--- START ---

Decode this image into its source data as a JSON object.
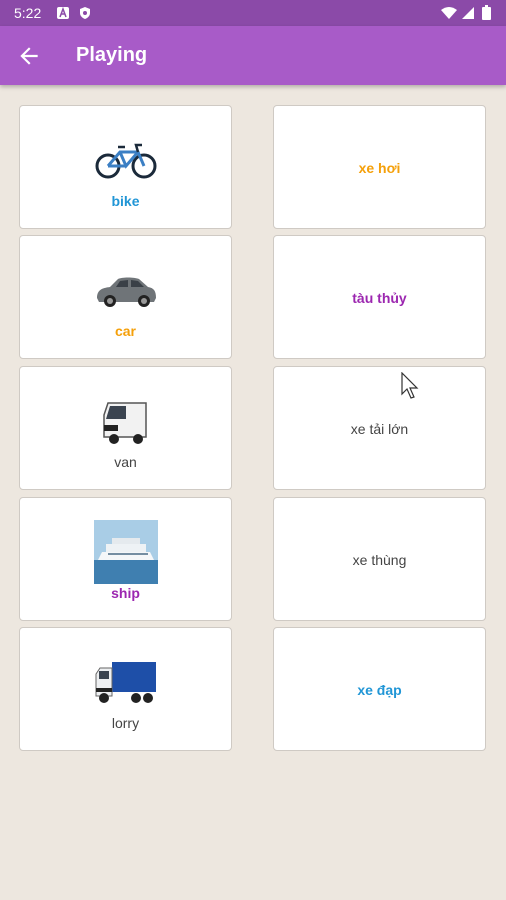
{
  "status_bar": {
    "time": "5:22",
    "icons": [
      "a-icon",
      "shield-icon",
      "wifi-icon",
      "signal-icon",
      "battery-icon"
    ]
  },
  "app_bar": {
    "title": "Playing",
    "back_icon": "arrow-left-icon"
  },
  "colors": {
    "app_bar": "#a85bc8",
    "status_bar": "#8b4aa8",
    "background": "#ede7df",
    "blue": "#2196d6",
    "orange": "#f5a00a",
    "purple": "#9c27b0",
    "gray": "#444444"
  },
  "left_cards": [
    {
      "label": "bike",
      "image": "bicycle-image",
      "color": "#2196d6",
      "bold": true
    },
    {
      "label": "car",
      "image": "car-image",
      "color": "#f5a00a",
      "bold": true
    },
    {
      "label": "van",
      "image": "van-image",
      "color": "#444444",
      "bold": false
    },
    {
      "label": "ship",
      "image": "cruise-ship-image",
      "color": "#9c27b0",
      "bold": true
    },
    {
      "label": "lorry",
      "image": "lorry-image",
      "color": "#444444",
      "bold": false
    }
  ],
  "right_cards": [
    {
      "label": "xe hơi",
      "color": "#f5a00a",
      "bold": true
    },
    {
      "label": "tàu thủy",
      "color": "#9c27b0",
      "bold": true
    },
    {
      "label": "xe tải lớn",
      "color": "#444444",
      "bold": false
    },
    {
      "label": "xe thùng",
      "color": "#444444",
      "bold": false
    },
    {
      "label": "xe đạp",
      "color": "#2196d6",
      "bold": true
    }
  ]
}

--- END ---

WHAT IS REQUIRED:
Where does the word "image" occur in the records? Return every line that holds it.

EXPECTED OUTPUT:
Decode this image into its source data as a JSON object.
      "image": "bicycle-image",
      "image": "car-image",
      "image": "van-image",
      "image": "cruise-ship-image",
      "image": "lorry-image",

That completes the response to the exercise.